= What the exercise asks =
With the pictures left out, write out the records verbatim.

Excerpts from an interface dataset:
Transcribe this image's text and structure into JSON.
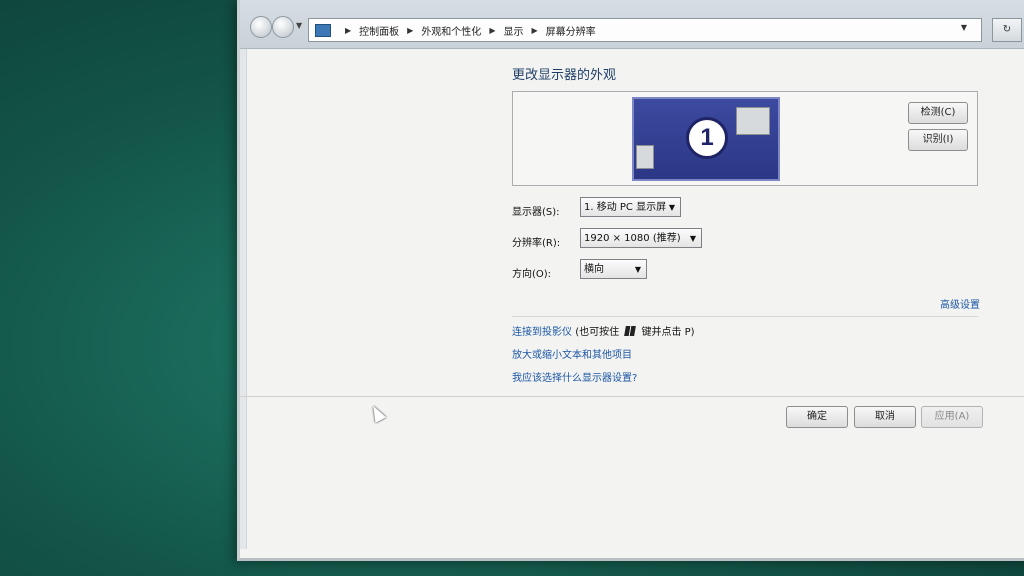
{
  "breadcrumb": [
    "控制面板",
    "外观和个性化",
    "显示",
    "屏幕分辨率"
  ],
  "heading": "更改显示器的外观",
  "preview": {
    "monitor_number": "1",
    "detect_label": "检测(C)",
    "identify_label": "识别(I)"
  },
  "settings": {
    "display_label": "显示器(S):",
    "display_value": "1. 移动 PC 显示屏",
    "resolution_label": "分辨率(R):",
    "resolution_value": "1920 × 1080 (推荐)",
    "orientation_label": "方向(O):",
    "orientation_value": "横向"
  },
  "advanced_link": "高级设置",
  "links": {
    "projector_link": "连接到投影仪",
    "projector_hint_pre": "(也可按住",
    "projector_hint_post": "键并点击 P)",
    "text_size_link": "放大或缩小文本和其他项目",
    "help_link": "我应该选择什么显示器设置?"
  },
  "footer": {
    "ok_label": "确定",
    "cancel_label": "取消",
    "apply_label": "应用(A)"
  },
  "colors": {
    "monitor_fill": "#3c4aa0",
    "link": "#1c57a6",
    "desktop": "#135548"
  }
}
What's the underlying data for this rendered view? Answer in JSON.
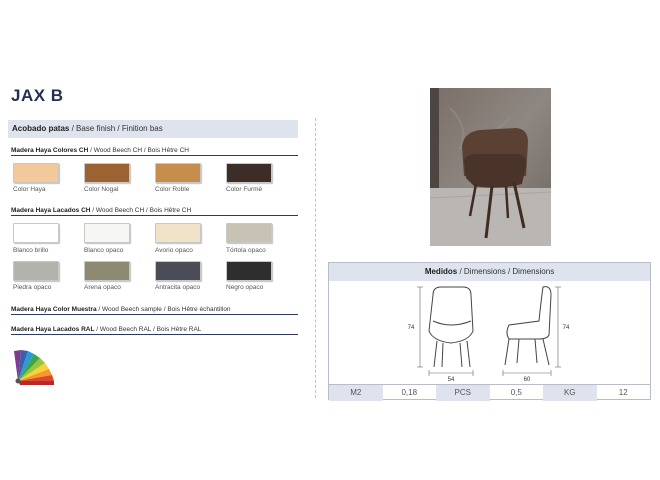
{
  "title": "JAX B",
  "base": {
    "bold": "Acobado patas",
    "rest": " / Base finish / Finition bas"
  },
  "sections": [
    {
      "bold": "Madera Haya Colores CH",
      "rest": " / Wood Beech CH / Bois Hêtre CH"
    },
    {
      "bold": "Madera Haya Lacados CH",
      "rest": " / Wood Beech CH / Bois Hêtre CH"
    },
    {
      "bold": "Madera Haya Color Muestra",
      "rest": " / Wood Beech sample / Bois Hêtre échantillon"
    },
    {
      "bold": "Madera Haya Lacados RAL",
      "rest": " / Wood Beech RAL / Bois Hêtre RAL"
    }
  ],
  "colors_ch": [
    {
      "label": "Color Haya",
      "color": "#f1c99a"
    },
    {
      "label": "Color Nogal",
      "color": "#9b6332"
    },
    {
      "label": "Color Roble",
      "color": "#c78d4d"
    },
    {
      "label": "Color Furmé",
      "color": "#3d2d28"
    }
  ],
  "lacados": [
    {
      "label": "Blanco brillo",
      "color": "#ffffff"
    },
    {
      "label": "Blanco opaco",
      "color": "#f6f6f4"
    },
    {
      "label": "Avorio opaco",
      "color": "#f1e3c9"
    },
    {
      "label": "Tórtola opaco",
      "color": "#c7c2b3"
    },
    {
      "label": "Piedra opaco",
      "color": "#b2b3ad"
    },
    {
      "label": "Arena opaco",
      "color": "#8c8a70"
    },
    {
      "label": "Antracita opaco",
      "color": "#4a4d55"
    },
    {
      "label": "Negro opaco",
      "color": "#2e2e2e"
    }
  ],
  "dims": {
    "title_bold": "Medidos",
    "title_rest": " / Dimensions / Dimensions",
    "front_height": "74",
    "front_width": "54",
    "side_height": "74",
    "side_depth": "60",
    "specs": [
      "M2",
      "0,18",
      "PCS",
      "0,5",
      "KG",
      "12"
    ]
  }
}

= Answer box =
Transcribe this image's text and structure into JSON.
{
  "breadcrumb": [
    "控制面板",
    "外观和个性化",
    "显示",
    "屏幕分辨率"
  ],
  "heading": "更改显示器的外观",
  "preview": {
    "monitor_number": "1",
    "detect_label": "检测(C)",
    "identify_label": "识别(I)"
  },
  "settings": {
    "display_label": "显示器(S):",
    "display_value": "1. 移动 PC 显示屏",
    "resolution_label": "分辨率(R):",
    "resolution_value": "1920 × 1080 (推荐)",
    "orientation_label": "方向(O):",
    "orientation_value": "横向"
  },
  "advanced_link": "高级设置",
  "links": {
    "projector_link": "连接到投影仪",
    "projector_hint_pre": "(也可按住",
    "projector_hint_post": "键并点击 P)",
    "text_size_link": "放大或缩小文本和其他项目",
    "help_link": "我应该选择什么显示器设置?"
  },
  "footer": {
    "ok_label": "确定",
    "cancel_label": "取消",
    "apply_label": "应用(A)"
  },
  "colors": {
    "monitor_fill": "#3c4aa0",
    "link": "#1c57a6",
    "desktop": "#135548"
  }
}
What's the underlying data for this rendered view? Answer in JSON.
{
  "title": "JAX B",
  "base": {
    "bold": "Acobado patas",
    "rest": " / Base finish / Finition bas"
  },
  "sections": [
    {
      "bold": "Madera Haya Colores CH",
      "rest": " / Wood Beech CH / Bois Hêtre CH"
    },
    {
      "bold": "Madera Haya Lacados CH",
      "rest": " / Wood Beech CH / Bois Hêtre CH"
    },
    {
      "bold": "Madera Haya Color Muestra",
      "rest": " / Wood Beech sample / Bois Hêtre échantillon"
    },
    {
      "bold": "Madera Haya Lacados RAL",
      "rest": " / Wood Beech RAL / Bois Hêtre RAL"
    }
  ],
  "colors_ch": [
    {
      "label": "Color Haya",
      "color": "#f1c99a"
    },
    {
      "label": "Color Nogal",
      "color": "#9b6332"
    },
    {
      "label": "Color Roble",
      "color": "#c78d4d"
    },
    {
      "label": "Color Furmé",
      "color": "#3d2d28"
    }
  ],
  "lacados": [
    {
      "label": "Blanco brillo",
      "color": "#ffffff"
    },
    {
      "label": "Blanco opaco",
      "color": "#f6f6f4"
    },
    {
      "label": "Avorio opaco",
      "color": "#f1e3c9"
    },
    {
      "label": "Tórtola opaco",
      "color": "#c7c2b3"
    },
    {
      "label": "Piedra opaco",
      "color": "#b2b3ad"
    },
    {
      "label": "Arena opaco",
      "color": "#8c8a70"
    },
    {
      "label": "Antracita opaco",
      "color": "#4a4d55"
    },
    {
      "label": "Negro opaco",
      "color": "#2e2e2e"
    }
  ],
  "dims": {
    "title_bold": "Medidos",
    "title_rest": " / Dimensions / Dimensions",
    "front_height": "74",
    "front_width": "54",
    "side_height": "74",
    "side_depth": "60",
    "specs": [
      "M2",
      "0,18",
      "PCS",
      "0,5",
      "KG",
      "12"
    ]
  }
}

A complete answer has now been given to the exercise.